Beyond such utilitarian arguments over amnesty, some have asserted that amnesty is conceptually flawed and ultimately immoral because it undermines the rule of law. Tom Cotton, a Republican in the House of Representatives from Arkansas, wrote in The Wall Street Journal, “The House of Representatives will reject any proposal with the Senate bill’s irreparably flawed structure, which is best described as: legalization first, enforcement later . . . maybe.” He goes on to argue, “We should welcome the many foreigners patiently obeying our laws and waiting overseas to immigrate legally. Instead, the Senate bill’s instant, easy legalization rewards lawbreakers and thus encourages more illegal immigration.” Imagine you stole a plasma screen TV. In accordance with the law, the TV would be confiscated and you would do time in jail. But what if the judge decided to be nice and let you have the TV, provided you apologize to the owner and pay for it? This is essentially how amnesty operates. Illegal immigrants are automatically legalized on the condition they pay fines and back taxes. Senator Jeff Sessions of Alabama has been very outspoken in the immigration debate. In a Q&A session with The Washington Post, he explained,
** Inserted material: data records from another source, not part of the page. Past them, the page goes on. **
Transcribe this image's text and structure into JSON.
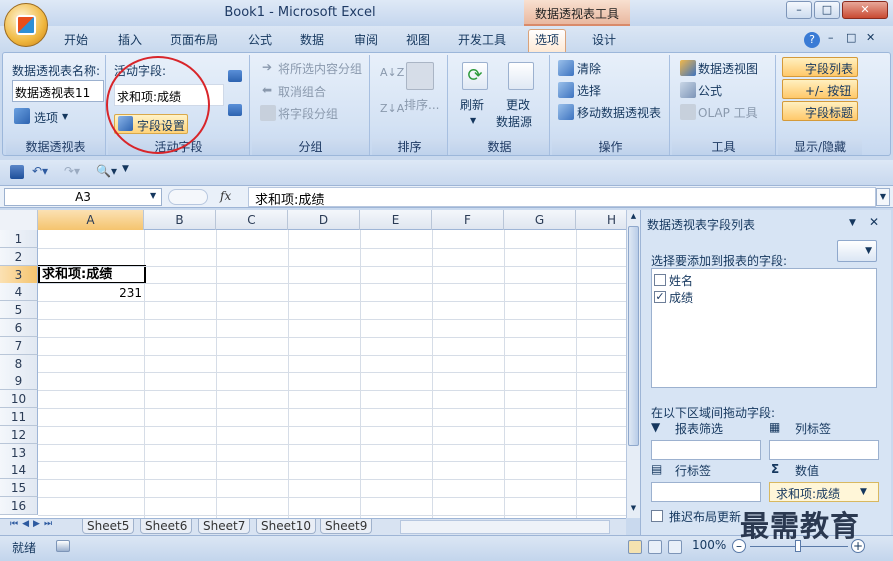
{
  "window": {
    "title": "Book1 - Microsoft Excel",
    "context_title": "数据透视表工具",
    "btn_min": "–",
    "btn_max": "□",
    "btn_close": "✕"
  },
  "tabs": [
    "开始",
    "插入",
    "页面布局",
    "公式",
    "数据",
    "审阅",
    "视图",
    "开发工具",
    "选项",
    "设计"
  ],
  "active_tab": "选项",
  "ribbon": {
    "pivot": {
      "label": "数据透视表名称:",
      "name_value": "数据透视表11",
      "options_label": "选项",
      "group_name": "数据透视表"
    },
    "active_field": {
      "label": "活动字段:",
      "field_value": "求和项:成绩",
      "settings_label": "字段设置",
      "group_name": "活动字段"
    },
    "group": {
      "items": [
        "将所选内容分组",
        "取消组合",
        "将字段分组"
      ],
      "group_name": "分组"
    },
    "sort": {
      "sort_label": "排序...",
      "group_name": "排序"
    },
    "data": {
      "refresh_label": "刷新",
      "change_label": "更改",
      "change_label2": "数据源",
      "group_name": "数据"
    },
    "actions": {
      "items": [
        "清除",
        "选择",
        "移动数据透视表"
      ],
      "group_name": "操作"
    },
    "tools": {
      "items": [
        "数据透视图",
        "公式",
        "OLAP 工具"
      ],
      "group_name": "工具"
    },
    "show": {
      "items": [
        "字段列表",
        "+/- 按钮",
        "字段标题"
      ],
      "group_name": "显示/隐藏"
    }
  },
  "formula": {
    "cell_ref": "A3",
    "fx": "fx",
    "content": "求和项:成绩"
  },
  "grid": {
    "columns": [
      "A",
      "B",
      "C",
      "D",
      "E",
      "F",
      "G",
      "H"
    ],
    "rows": [
      "1",
      "2",
      "3",
      "4",
      "5",
      "6",
      "7",
      "8",
      "9",
      "10",
      "11",
      "12",
      "13",
      "14",
      "15",
      "16"
    ],
    "a3": "求和项:成绩",
    "a4": "231"
  },
  "sheets": [
    "Sheet5",
    "Sheet6",
    "Sheet7",
    "Sheet10",
    "Sheet9"
  ],
  "status": {
    "ready": "就绪",
    "zoom": "100%"
  },
  "field_list": {
    "title": "数据透视表字段列表",
    "choose_label": "选择要添加到报表的字段:",
    "fields": [
      {
        "name": "姓名",
        "checked": false
      },
      {
        "name": "成绩",
        "checked": true
      }
    ],
    "drag_label": "在以下区域间拖动字段:",
    "report_filter": "报表筛选",
    "column_labels": "列标签",
    "row_labels": "行标签",
    "values": "数值",
    "value_item": "求和项:成绩",
    "defer_label": "推迟布局更新"
  },
  "watermark": "最需教育"
}
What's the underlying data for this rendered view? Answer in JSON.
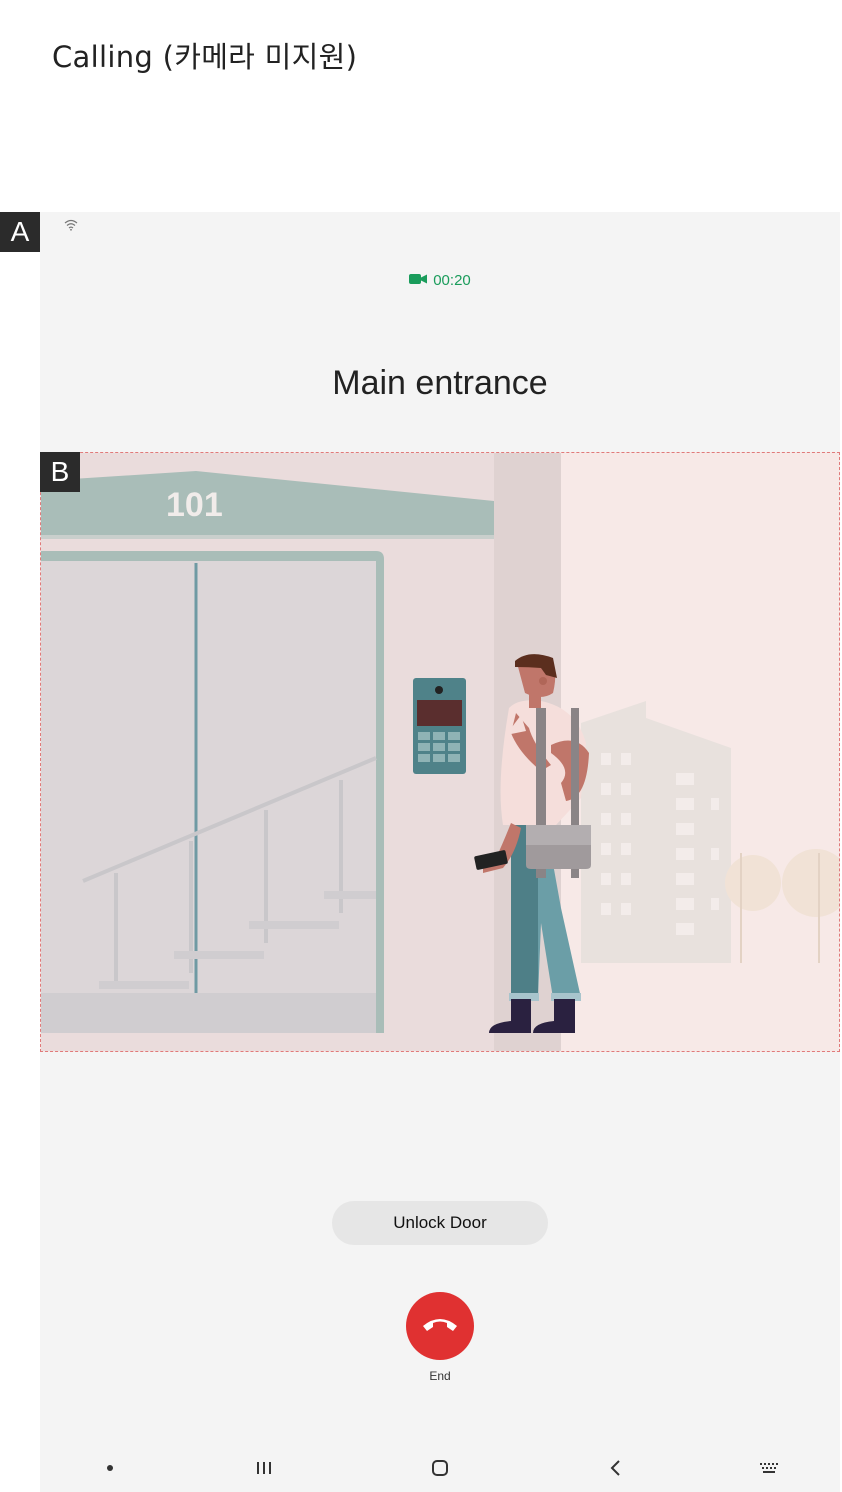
{
  "page": {
    "title": "Calling (카메라 미지원)"
  },
  "markers": {
    "a": "A",
    "b": "B"
  },
  "call": {
    "timer": "00:20",
    "callee": "Main entrance",
    "building_number": "101"
  },
  "actions": {
    "unlock_label": "Unlock Door",
    "end_label": "End"
  },
  "colors": {
    "timer_green": "#1a9c5b",
    "end_red": "#e03131",
    "video_bg": "#f7e9e7"
  },
  "navbar": {
    "icons": [
      "dot-icon",
      "recent-apps-icon",
      "home-icon",
      "back-icon",
      "keyboard-icon"
    ]
  }
}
We welcome somebody here, they come to America, implicitly we’re saying we’re going to create an environment where you have a chance to be successful. And if you create an environment that isn’t successful, isn’t that hurting minorities? Isn’t that hurting immigrants, isn’t it hurting Hispanics? I think it is. As well as African Americans and other people who are here. I think the right thing to do is say that we want a lawful system of immigration and this bill will do it. And it’s not unkind, there’s not anything wrong with wanting to create a system that works, that punishes those that come illegally and affirms those that come legally.
No matter the desperateness of their situation, immigrants must abide by the rule of law. Granting illegal immigrants with amnesty is not fair to the millions waiting in line lawfully. Perhaps the law as it is currently stands forces immigrants to wait too long, and perhaps it does not breed compassion for those in desperate need. This is why immigration reform is so important. However, if in our efforts to reform immigration we subvert the rule of law, we will in effect be rewarding lawbreaking. In that case, we may as well throw out immigration law altogether. Therefore, amnesty must not be included in immigration reform.